A comparable schedule will be in place for the Nov. 4 general election, with weekday voting from 8 a.m.-5 p.m. starting on Oct. 7. Boards will be open for early voting from 8 a.m.-4 p.m. for two Saturdays -- Oct. 25 and Nov. 1.

6) Early Voting: Though lots of people choose to vote early, the majority of Ohioans will cast their ballots on Election Day.

Consider 2010, the last comparable primary election: Of the more than 1.8 million people who voted, about 458,000 ballots were cast early.

7) Election Day: The polls will be open on May 6 from 6:30 a.m.-7:30 p.m. Information on precinct polling places is available at

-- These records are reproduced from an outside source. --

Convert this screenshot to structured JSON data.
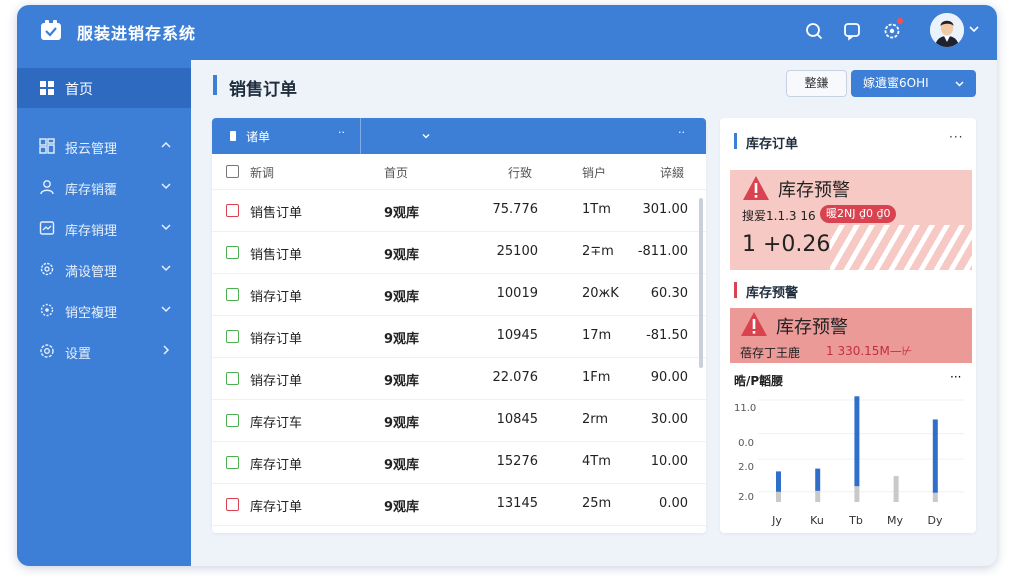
{
  "app": {
    "title": "服装进销存系统"
  },
  "header_icons": [
    "search-icon",
    "chat-icon",
    "settings-icon"
  ],
  "sidebar": {
    "home": "首页",
    "items": [
      {
        "label": "报云管理",
        "icon": "report-icon",
        "chevron": "up"
      },
      {
        "label": "库存销覆",
        "icon": "user-icon",
        "chevron": "down"
      },
      {
        "label": "库存销理",
        "icon": "inventory-icon",
        "chevron": "down"
      },
      {
        "label": "満设管理",
        "icon": "cog-icon",
        "chevron": "down"
      },
      {
        "label": "销空複理",
        "icon": "settings-gear-icon",
        "chevron": "down"
      },
      {
        "label": "设置",
        "icon": "gear-icon",
        "chevron": "right"
      }
    ]
  },
  "page": {
    "title": "销售订单",
    "secondary_button": "整鎌",
    "primary_button": "嫁遺蜜6OHI"
  },
  "table": {
    "filter_label": "诸单",
    "headers": {
      "name": "新调",
      "store": "首页",
      "qty": "行致",
      "unit": "销户",
      "amount": "谇綴"
    },
    "rows": [
      {
        "name": "销售订单",
        "store": "9观库",
        "qty": "75.776",
        "unit": "1Tm",
        "amount": "301.00",
        "status": "red"
      },
      {
        "name": "销售订单",
        "store": "9观库",
        "qty": "25100",
        "unit": "2∓m",
        "amount": "-811.00",
        "status": "green"
      },
      {
        "name": "销存订单",
        "store": "9观库",
        "qty": "10019",
        "unit": "20жK",
        "amount": "60.30",
        "status": "green"
      },
      {
        "name": "销存订单",
        "store": "9观库",
        "qty": "10945",
        "unit": "17m",
        "amount": "-81.50",
        "status": "green"
      },
      {
        "name": "销存订单",
        "store": "9观库",
        "qty": "22.076",
        "unit": "1Fm",
        "amount": "90.00",
        "status": "green"
      },
      {
        "name": "库存订车",
        "store": "9观库",
        "qty": "10845",
        "unit": "2rm",
        "amount": "30.00",
        "status": "green"
      },
      {
        "name": "库存订单",
        "store": "9观库",
        "qty": "15276",
        "unit": "4Tm",
        "amount": "10.00",
        "status": "green"
      },
      {
        "name": "库存订单",
        "store": "9观库",
        "qty": "13145",
        "unit": "25m",
        "amount": "0.00",
        "status": "red"
      }
    ]
  },
  "right": {
    "section1_title": "库存订单",
    "alert1": {
      "title": "库存预警",
      "sub": "搜爱1.1.3 16",
      "tag": "暖2NJ ₫0 ₫0",
      "big": "1 +0.26"
    },
    "section2_title": "库存预警",
    "alert2": {
      "title": "库存预警",
      "sub": "蓓存丁王鹿",
      "amount": "1 330.15M—⊬"
    },
    "chart_title": "晧/P韜腰"
  },
  "chart_data": {
    "type": "bar",
    "categories": [
      "Jy",
      "Ku",
      "Tb",
      "My",
      "Dy"
    ],
    "ytick_labels": [
      "11.0",
      "0.0",
      "2.0",
      "2.0"
    ],
    "series": [
      {
        "values": [
          2.2,
          2.4,
          9.7,
          0,
          7.9
        ]
      },
      {
        "values": [
          1.1,
          1.2,
          1.7,
          2.8,
          1.0
        ]
      }
    ],
    "ylim": [
      0,
      11
    ],
    "colors": [
      "#2f6fc9",
      "#c9c9c9"
    ]
  },
  "colors": {
    "brand": "#3d7fd6",
    "alert": "#d9434f",
    "ok": "#4caf50"
  }
}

8) Contests: There's only one contested race among statewide office-holders. Cuyahoga County Executive Ed FitzGerald faces Dayton resident Larry Ealy for the Democratic nomination. FitzGerald has the Ohio Democratic Party's endorsement and already is focusing on challenging Gov. John Kasich in November.

The remainder of the statewide races -- attorney general, auditor, treasurer and secretary of state -- are unopposed.

Libertarian candidates for governor and attorney general will not appear on the ballot in May or November, barring court action.

9) Issues: There is one statewide issue on the ballot, a $1.9 billion public works bond issue that's supported by Democrats and Republicans. It's a continuation of the state capital improvement program, which was originally OK'd by voters in 1987 and renewed twice since then.

The new amendment seeks up to $175 million in state borrowing annually for five years (up from $150 million currently), followed by up to $200 million annually for the remaining five years. The proceeds would be used for grants for local roads, bridges, water supply, wastewater treatment, storm water collection and solid waste disposal.

According to Husted's office, there are more than 600 local issues to be decided by voters during the primary, too. A full list is posted on the secretary of state's website (

10) Ohio Voters Bill of Rights: The Ohio Legislative Black Caucus and other supporters are circulating petitions with hopes of placing an amendment before voters setting early voting hours and other election-related requirements.

Among other provisions, the amendment spells out how eligible residents could register and when they could vote, extending early in-person voting over the final two weekends before a general election and attempting to ensure more challenged ballots would be counted.

It's not something you need to consider for the May 6 primary, but you might see petition circulators out and about in coming weeks and months.

Kovac is the Dix capital bureau chief. Email him at or on Twitter at OhioCapitalBlog.